(Source data)
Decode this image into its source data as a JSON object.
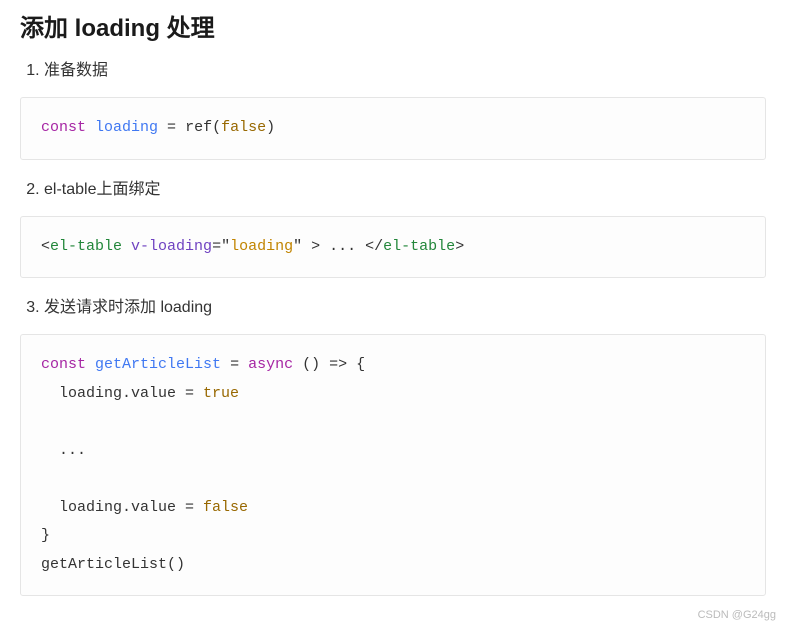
{
  "heading": "添加 loading 处理",
  "steps": {
    "s1": "准备数据",
    "s2": "el-table上面绑定",
    "s3": "发送请求时添加 loading"
  },
  "code1": {
    "kw_const": "const",
    "ident": "loading",
    "eq": " = ",
    "call": "ref",
    "lp": "(",
    "val": "false",
    "rp": ")"
  },
  "code2": {
    "lt1": "<",
    "tag": "el-table",
    "sp": " ",
    "attr": "v-loading",
    "eq": "=",
    "q1": "\"",
    "str": "loading",
    "q2": "\"",
    "gt1": " > ",
    "dots": "...",
    "lt2": " </",
    "tag2": "el-table",
    "gt2": ">"
  },
  "code3": {
    "kw_const": "const",
    "fn": "getArticleList",
    "eq": " = ",
    "kw_async": "async",
    "arrow": " () => {",
    "line_true": "  loading.value = ",
    "true": "true",
    "blank": "",
    "dots": "  ...",
    "line_false": "  loading.value = ",
    "false": "false",
    "close": "}",
    "call": "getArticleList()"
  },
  "watermark": "CSDN @G24gg"
}
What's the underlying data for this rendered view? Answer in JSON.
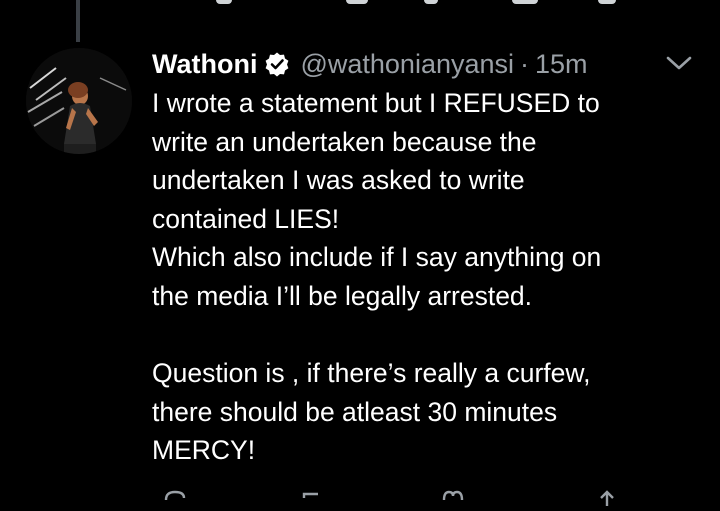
{
  "tweet": {
    "display_name": "Wathoni",
    "handle": "@wathonianyansi",
    "separator": "·",
    "time": "15m",
    "body": "I wrote a statement but I REFUSED to\nwrite an undertaken because the\nundertaken I was asked to write\ncontained LIES!\nWhich also include if I say anything on\nthe media I’ll be legally arrested.\n\nQuestion is , if there’s really a curfew,\nthere should be atleast 30 minutes\nMERCY!"
  },
  "icons": {
    "verified": "verified-badge-icon",
    "more": "chevron-down-icon",
    "reply": "reply-icon",
    "retweet": "retweet-icon",
    "like": "like-icon",
    "share": "share-icon"
  },
  "colors": {
    "background": "#000000",
    "text_primary": "#ffffff",
    "text_secondary": "#9aa0a6",
    "thread_line": "#3a3f45"
  }
}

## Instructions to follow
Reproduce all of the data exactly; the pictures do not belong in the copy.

## Response box
Decode this image into its source data as a JSON object.
{
  "heading": "添加 loading 处理",
  "steps": {
    "s1": "准备数据",
    "s2": "el-table上面绑定",
    "s3": "发送请求时添加 loading"
  },
  "code1": {
    "kw_const": "const",
    "ident": "loading",
    "eq": " = ",
    "call": "ref",
    "lp": "(",
    "val": "false",
    "rp": ")"
  },
  "code2": {
    "lt1": "<",
    "tag": "el-table",
    "sp": " ",
    "attr": "v-loading",
    "eq": "=",
    "q1": "\"",
    "str": "loading",
    "q2": "\"",
    "gt1": " > ",
    "dots": "...",
    "lt2": " </",
    "tag2": "el-table",
    "gt2": ">"
  },
  "code3": {
    "kw_const": "const",
    "fn": "getArticleList",
    "eq": " = ",
    "kw_async": "async",
    "arrow": " () => {",
    "line_true": "  loading.value = ",
    "true": "true",
    "blank": "",
    "dots": "  ...",
    "line_false": "  loading.value = ",
    "false": "false",
    "close": "}",
    "call": "getArticleList()"
  },
  "watermark": "CSDN @G24gg"
}
What's the underlying data for this rendered view? Answer in JSON.
{
  "tweet": {
    "display_name": "Wathoni",
    "handle": "@wathonianyansi",
    "separator": "·",
    "time": "15m",
    "body": "I wrote a statement but I REFUSED to\nwrite an undertaken because the\nundertaken I was asked to write\ncontained LIES!\nWhich also include if I say anything on\nthe media I’ll be legally arrested.\n\nQuestion is , if there’s really a curfew,\nthere should be atleast 30 minutes\nMERCY!"
  },
  "icons": {
    "verified": "verified-badge-icon",
    "more": "chevron-down-icon",
    "reply": "reply-icon",
    "retweet": "retweet-icon",
    "like": "like-icon",
    "share": "share-icon"
  },
  "colors": {
    "background": "#000000",
    "text_primary": "#ffffff",
    "text_secondary": "#9aa0a6",
    "thread_line": "#3a3f45"
  }
}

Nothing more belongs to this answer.